by Jon Mitzel

 Snow geese, snow geese and more snow geese! That’s what we witnessed on a mild spring day in northern South Dakota recently.

   I’m about as good a snow goose hunter as a golfer. And that’s just not very good. However, we did manage to hunt snow geese three times last fall, witnessing thousands of birds looking to feed.

   Our snow goose hunts, I think, are nothing shy of an amazing show. Seeing thousands upon thousands geese is one thing, but having them decoy is a totally different experience. So exciting.

   We’ve seen some amazing things over the years, as our snow goose decoying skills improved. In fact, last fall three of us took some 20 snow geese on one trip, which I thought was a great day.

   The spring snow goose season offers willing hunters another chance to harvest a few snows and blues. We’ve seen some amazing videos where guys are grinding snow geese and birds are decoying with ease. Some even on clear-blue days. Those videos tell us that maybe one day we’ll be able to decoy snow geese on a regular basis.

   Snow goose hunting is certainly not for the lazy man. Typically it takes a couple hours to set up a spread of hundreds of decoys in the morning darkness. That’s part of the experience. Once you get the spread set, if you’ve done your homework, found a feed field, gotten permission from the landowner you should be set to witness an amazing display. Ducks are often a bonus.

   When you do have a group of snow geese spot your spread, you lay there for many minutes, or what feels like hours, just watching geese work the spread. And if you’re lucky enough, a few of them approach shooting distance.

   But why do we work so hard for often so little? Expectations and anticipation. You lay tucked in your blind, so thrilled as you watch snow geese circle and work your spread until a few make that last loop and drop in. Sometimes birds come in low and quick from the bottom of the spread and catch you off guard. And there’s the ever-popular single that appears out of nowhere when you’re all standing around talking.
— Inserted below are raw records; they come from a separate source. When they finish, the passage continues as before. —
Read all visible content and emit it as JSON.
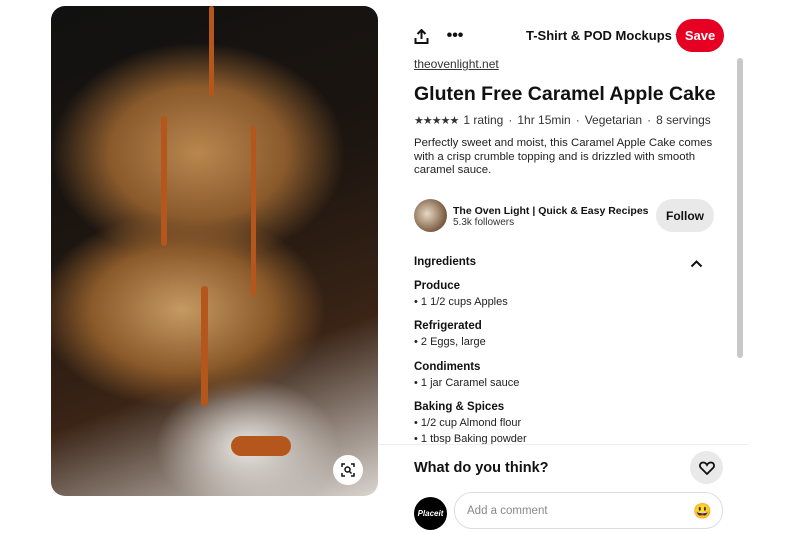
{
  "header": {
    "board": "T-Shirt & POD Mockups",
    "save_label": "Save"
  },
  "pin": {
    "source": "theovenlight.net",
    "title": "Gluten Free Caramel Apple Cake",
    "rating_stars": 5,
    "rating": "1 rating",
    "time": "1hr 15min",
    "diet": "Vegetarian",
    "servings": "8 servings",
    "description": "Perfectly sweet and moist, this Caramel Apple Cake comes with a crisp crumble topping and is drizzled with smooth caramel sauce."
  },
  "creator": {
    "name": "The Oven Light | Quick & Easy Recipes",
    "followers": "5.3k followers",
    "follow_label": "Follow"
  },
  "ingredients": {
    "heading": "Ingredients",
    "sections": [
      {
        "name": "Produce",
        "items": [
          "• 1 1/2 cups Apples"
        ]
      },
      {
        "name": "Refrigerated",
        "items": [
          "• 2 Eggs, large"
        ]
      },
      {
        "name": "Condiments",
        "items": [
          "• 1 jar Caramel sauce"
        ]
      },
      {
        "name": "Baking & Spices",
        "items": [
          "• 1/2 cup Almond flour",
          "• 1 tbsp Baking powder"
        ]
      }
    ]
  },
  "comments": {
    "prompt": "What do you think?",
    "placeholder": "Add a comment",
    "user_avatar": "Placeit"
  },
  "colors": {
    "save": "#e60023"
  }
}
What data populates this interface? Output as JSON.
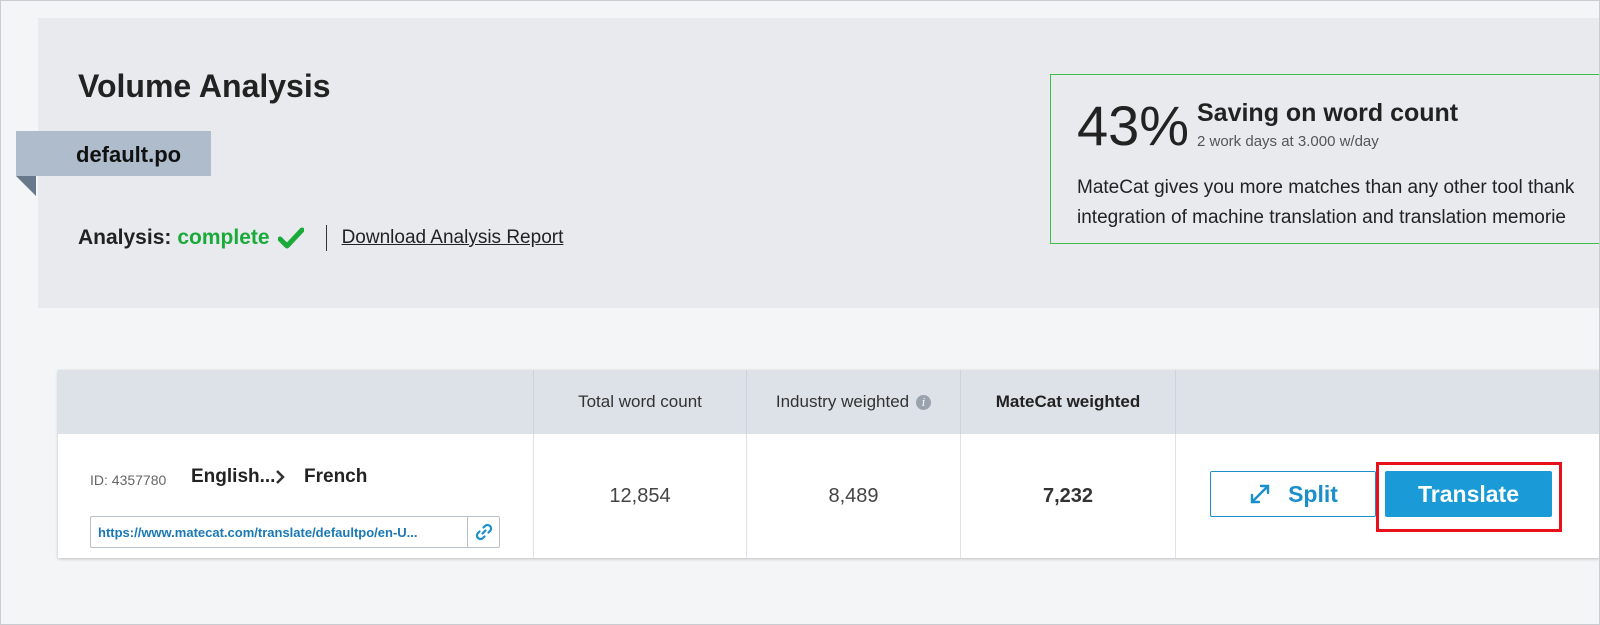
{
  "header": {
    "title": "Volume Analysis",
    "file_name": "default.po",
    "analysis_label": "Analysis:",
    "analysis_status": "complete",
    "download_link": "Download Analysis Report"
  },
  "saving": {
    "percent": "43%",
    "title": "Saving on word count",
    "subtitle": "2 work days at 3.000 w/day",
    "description_line1": "MateCat gives you more matches than any other tool thank",
    "description_line2": "integration of machine translation and translation memorie"
  },
  "table": {
    "headers": {
      "job": "",
      "total": "Total word count",
      "industry": "Industry weighted",
      "matecat": "MateCat weighted",
      "actions": ""
    },
    "row": {
      "id_label": "ID: 4357780",
      "source_lang": "English...",
      "target_lang": "French",
      "url": "https://www.matecat.com/translate/defaultpo/en-U...",
      "total": "12,854",
      "industry": "8,489",
      "matecat": "7,232",
      "split_label": "Split",
      "translate_label": "Translate"
    }
  },
  "icons": {
    "check": "check-icon",
    "info": "info-icon",
    "chevron": "chevron-right-icon",
    "link": "link-icon",
    "split": "expand-arrows-icon"
  },
  "colors": {
    "status_green": "#1aaa3a",
    "accent_blue": "#1a9bd7",
    "highlight_red": "#e8101a",
    "saving_border": "#3fbf4a"
  }
}
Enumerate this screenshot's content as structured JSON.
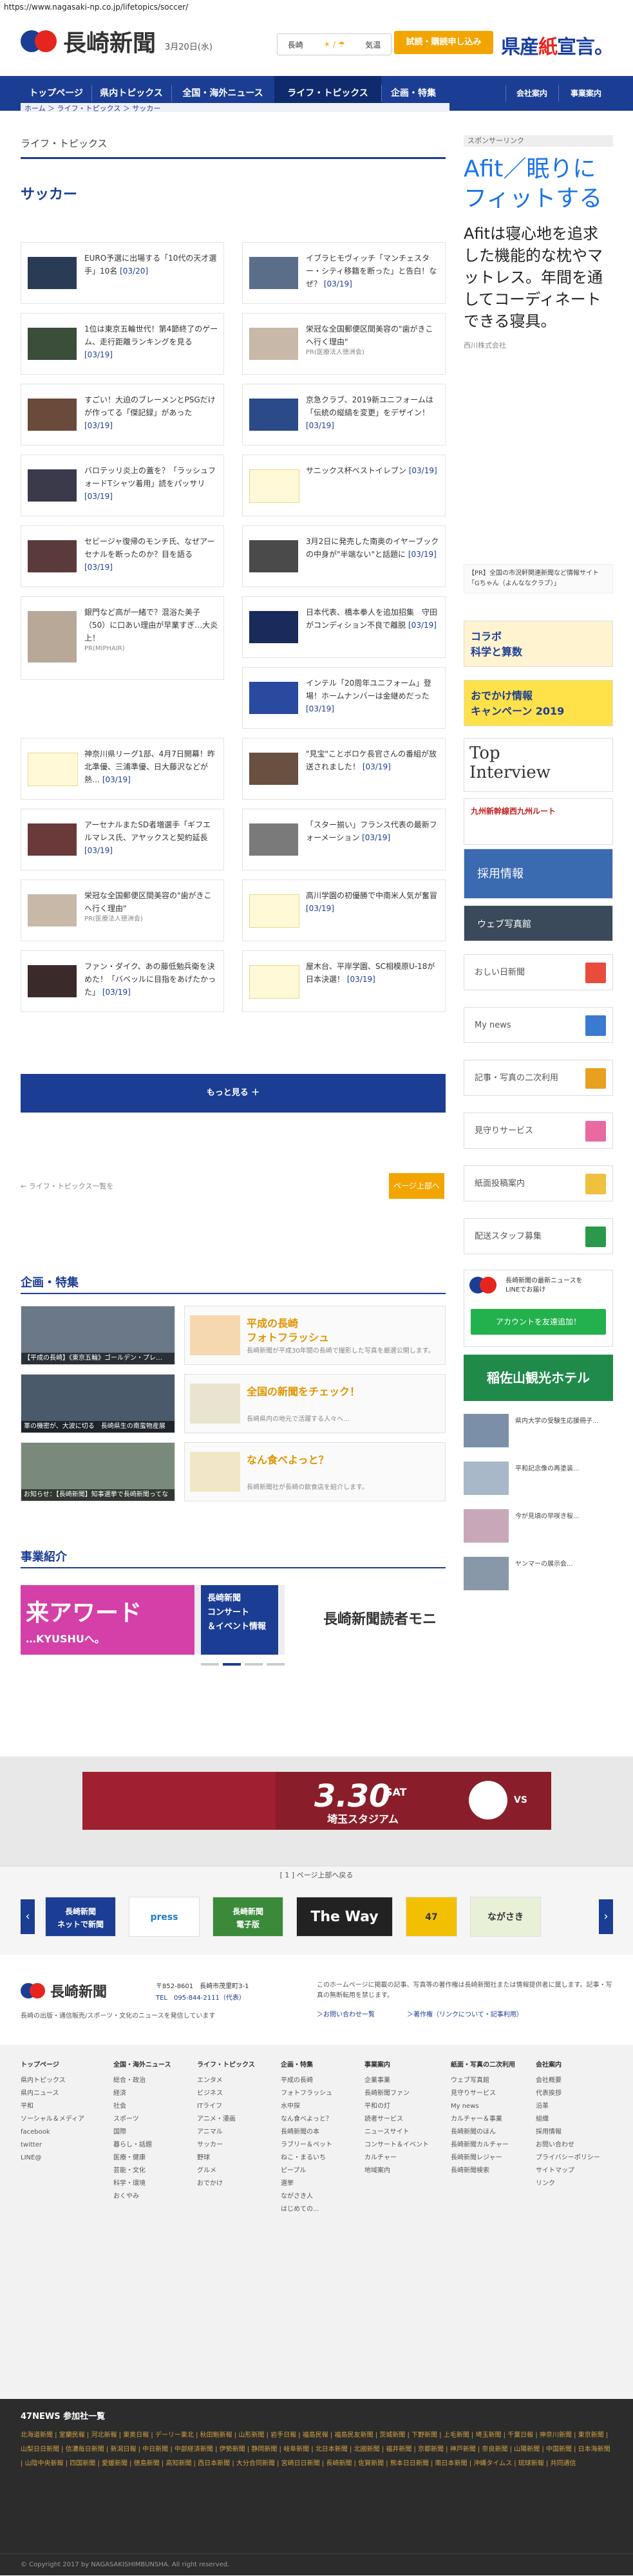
{
  "url": "https://www.nagasaki-np.co.jp/lifetopics/soccer/",
  "header": {
    "logo_text": "長崎新聞",
    "date": "3月20日(水)",
    "weather": [
      "長崎",
      "☀ / ☂",
      "気温"
    ],
    "trial_button": "試読・購読申し込み",
    "promo_a": "県産",
    "promo_b": "紙",
    "promo_c": "宣言。"
  },
  "nav": {
    "items": [
      "トップページ",
      "県内トピックス",
      "全国・海外ニュース",
      "ライフ・トピックス",
      "企画・特集",
      "会社案内",
      "事業案内"
    ]
  },
  "breadcrumb": "ホーム ＞ ライフ・トピックス ＞ サッカー",
  "section_title": "ライフ・トピックス",
  "page_title": "サッカー",
  "articles": [
    {
      "text": "EURO予選に出場する「10代の天才選手」10名",
      "date": "[03/20]"
    },
    {
      "text": "イブラヒモヴィッチ「マンチェスター・シティ移籍を断った」と告白！なぜ？",
      "date": "[03/19]"
    },
    {
      "text": "1位は東京五輪世代！第4節終了のゲーム、走行距離ランキングを見る",
      "date": "[03/19]"
    },
    {
      "text": "栄冠な全国郵便区間美容の\"歯がきこへ行く理由\"",
      "date": "",
      "pr": "PR(医療法人徳洲会)"
    },
    {
      "text": "すごい！大迫のブレーメンとPSGだけが作ってる「傑記録」があった",
      "date": "[03/19]"
    },
    {
      "text": "京急クラブ、2019新ユニフォームは「伝統の縦縞を変更」をデザイン！",
      "date": "[03/19]"
    },
    {
      "text": "バロテッリ炎上の蓋を？「ラッシュフォードTシャツ着用」読をパッサリ",
      "date": "[03/19]"
    },
    {
      "text": "サニックス杯ベストイレブン",
      "date": "[03/19]"
    },
    {
      "text": "セビージャ復帰のモンチ氏、なぜアーセナルを断ったのか？目を語る",
      "date": "[03/19]"
    },
    {
      "text": "3月2日に発売した南奥のイヤーブックの中身が\"半端ない\"と話題に",
      "date": "[03/19]"
    },
    {
      "text": "銀門など高が一緒で？混浴た美子（50）に口あい理由が早業すぎ…大炎上！",
      "date": "",
      "pr": "PR(MIPHAIR)"
    },
    {
      "text": "日本代表、橋本拳人を追加招集　守田がコンディション不良で離脱",
      "date": "[03/19]"
    },
    {
      "text": "インテル「20周年ユニフォーム」登場！ホームナンバーは金継めだった",
      "date": "[03/19]"
    },
    {
      "text": "神奈川県リーグ1部、4月7日開幕！昨北準優、三浦準優、日大藤沢などが熱…",
      "date": "[03/19]"
    },
    {
      "text": "\"見宝\"ことボロケ長官さんの番組が放送されました！",
      "date": "[03/19]"
    },
    {
      "text": "アーセナルまたSD者増選手「ギフエルマレス氏、アヤックスと契約延長",
      "date": "[03/19]"
    },
    {
      "text": "「スター揃い」フランス代表の最新フォーメーション",
      "date": "[03/19]"
    },
    {
      "text": "栄冠な全国郵便区間美容の\"歯がきこへ行く理由\"",
      "date": "",
      "pr": "PR(医療法人徳洲会)"
    },
    {
      "text": "高川学園の初優勝で中南米人気が奮冒",
      "date": "[03/19]"
    },
    {
      "text": "ファン・ダイク、あの藤低勉兵衛を決めた！「バベッルに目指をあげたかった」",
      "date": "[03/19]"
    },
    {
      "text": "屋木台、平岸学園、SC相模原U-18が日本決選！",
      "date": "[03/19]"
    }
  ],
  "more_button": "もっと見る ＋",
  "back_link": "← ライフ・トピックス一覧を",
  "page_top": "ページ上部へ",
  "features": {
    "heading": "企画・特集",
    "items": [
      {
        "caption": "【平成の長崎】《東京五輪》ゴールデン・プレ…　[03/17]",
        "title": "平成の長崎\nフォトフラッシュ",
        "desc": "長崎新聞が平成30年間の長崎で撮影した写真を厳選公開します。"
      },
      {
        "caption": "軍の機密が、大波に切る　長崎県生の南蛮物産展　実施物トラック　[03/19]",
        "title": "全国の新聞をチェック！",
        "desc": "長崎県内の地元で活躍する人々へ..."
      },
      {
        "caption": "お知らせ：【長崎新聞】知事選挙で長崎新聞ってなに？…",
        "title": "なん食べよっと？",
        "desc": "長崎新聞社が長崎の飲食店を紹介します。"
      }
    ]
  },
  "business": {
    "heading": "事業紹介",
    "banner_left": "来アワード",
    "banner_left_sub": "…KYUSHUへ。",
    "banner_mid": "長崎新聞\nコンサート\n＆イベント情報",
    "banner_right": "長崎新聞読者モニタ"
  },
  "ad": {
    "big": "3.30",
    "day": "SAT",
    "venue": "埼玉スタジアム"
  },
  "pager": "[ 1 ] ページ上部へ戻る",
  "partners": [
    "長崎新聞\nネットで新聞",
    "press",
    "長崎新聞\n電子版",
    "The Way",
    "47",
    "ながさき"
  ],
  "footer": {
    "address": "〒852-8601　長崎市茂里町3-1",
    "tel": "TEL　095-844-2111（代表）",
    "tagline": "長崎の出版・通信販売/スポーツ・文化のニュースを発信しています",
    "notice": "このホームページに掲載の記事、写真等の著作権は長崎新聞社または情報提供者に属します。記事・写真の無断転用を禁じます。",
    "link1": "＞お問い合わせ一覧",
    "link2": "＞著作権（リンクについて・記事利用）"
  },
  "footer_menu": [
    {
      "head": "トップページ",
      "items": [
        "県内トピックス",
        "県内ニュース",
        "平和",
        "ソーシャル＆メディア",
        "facebook",
        "twitter",
        "LINE@"
      ]
    },
    {
      "head": "全国・海外ニュース",
      "items": [
        "総合・政治",
        "経済",
        "社会",
        "スポーツ",
        "国際",
        "暮らし・話題",
        "医療・健康",
        "芸能・文化",
        "科学・環境",
        "おくやみ"
      ]
    },
    {
      "head": "ライフ・トピックス",
      "items": [
        "エンタメ",
        "ビジネス",
        "ITライフ",
        "アニメ・漫画",
        "アニマル",
        "サッカー",
        "野球",
        "グルメ",
        "おでかけ"
      ]
    },
    {
      "head": "企画・特集",
      "items": [
        "平成の長崎",
        "フォトフラッシュ",
        "水中探",
        "なん食べよっと？",
        "長崎新聞の本",
        "ラブリー＆ペット",
        "ねこ・まるいち",
        "ピープル",
        "選挙",
        "ながさき人",
        "はじめての..."
      ]
    },
    {
      "head": "事業案内",
      "items": [
        "企業事業",
        "長崎新聞ファン",
        "平和の灯",
        "読者サービス",
        "ニュースサイト",
        "コンサート＆イベント",
        "カルチャー",
        "地域案内"
      ]
    },
    {
      "head": "紙面・写真の二次利用",
      "items": [
        "ウェブ写真館",
        "見守りサービス",
        "My news",
        "カルチャー＆事業",
        "長崎新聞のほん",
        "長崎新聞カルチャー",
        "長崎新聞レジャー",
        "長崎新聞検索"
      ]
    },
    {
      "head": "会社案内",
      "items": [
        "会社概要",
        "代表挨拶",
        "沿革",
        "組織",
        "採用情報",
        "お問い合わせ",
        "プライバシーポリシー",
        "サイトマップ",
        "リンク"
      ]
    }
  ],
  "news47": {
    "heading": "47NEWS 参加社一覧",
    "list": "北海道新聞 | 室蘭民報 | 河北新報 | 東奥日報 | デーリー東北 | 秋田魁新報 | 山形新聞 | 岩手日報 | 福島民報 | 福島民友新聞 | 茨城新聞 | 下野新聞 | 上毛新聞 | 埼玉新聞 | 千葉日報 | 神奈川新聞 | 東京新聞 | 山梨日日新聞 | 信濃毎日新聞 | 新潟日報 | 中日新聞 | 中部経済新聞 | 伊勢新聞 | 静岡新聞 | 岐阜新聞 | 北日本新聞 | 北國新聞 | 福井新聞 | 京都新聞 | 神戸新聞 | 奈良新聞 | 山陽新聞 | 中国新聞 | 日本海新聞 | 山陰中央新報 | 四国新聞 | 愛媛新聞 | 徳島新聞 | 高知新聞 | 西日本新聞 | 大分合同新聞 | 宮崎日日新聞 | 長崎新聞 | 佐賀新聞 | 熊本日日新聞 | 南日本新聞 | 沖縄タイムス | 琉球新報 | 共同通信"
  },
  "copyright": "© Copyright 2017 by NAGASAKISHIMBUNSHA. All right reserved.",
  "sidebar": {
    "sponsor_label": "スポンサーリンク",
    "ad_headline": "Afit／眠りにフィットする",
    "ad_body": "Afitは寝心地を追求した機能的な枕やマットレス。年間を通してコーディネートできる寝具。",
    "ad_sponsor": "西川株式会社",
    "notice": "【PR】全国の市況軒関連新聞など情報サイト「Gちゃん（よんななクラブ）」",
    "banners": [
      "コラボ\n科学と算数",
      "おでかけ情報\nキャンペーン 2019",
      "Top\nInterview",
      "九州新幹線西九州ルート",
      "採用情報",
      "ウェブ写真館"
    ],
    "buttons": [
      "おしい日新聞",
      "My news",
      "記事・写真の二次利用",
      "見守りサービス",
      "紙面投稿案内",
      "配送スタッフ募集"
    ],
    "line_label": "長崎新聞の最新ニュースを\nLINEでお届け",
    "line_button": "アカウントを友達追加！",
    "hotel": "稲佐山観光ホテル",
    "small_items": [
      "県内大学の受験生応援冊子...",
      "平和記念像の再塗装...",
      "今が見頃の早咲き桜...",
      "ヤンマーの展示会..."
    ]
  }
}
   We’ve found, over the years, snow geese have gotten wise to picking out blinds in decoy spreads, and wearing whites can often work just as well as laying in a blind. But it’s not as comfortable.

   The spring snow geese season began early this season, a result of warm weather. For some, just witnessing snow goose sights and sounds is enough. It’s always a show. I guess that’s why we do it. It’s something one could try to write about and describe, but there’s no way to do it justice.

   You have to be out there to understand. •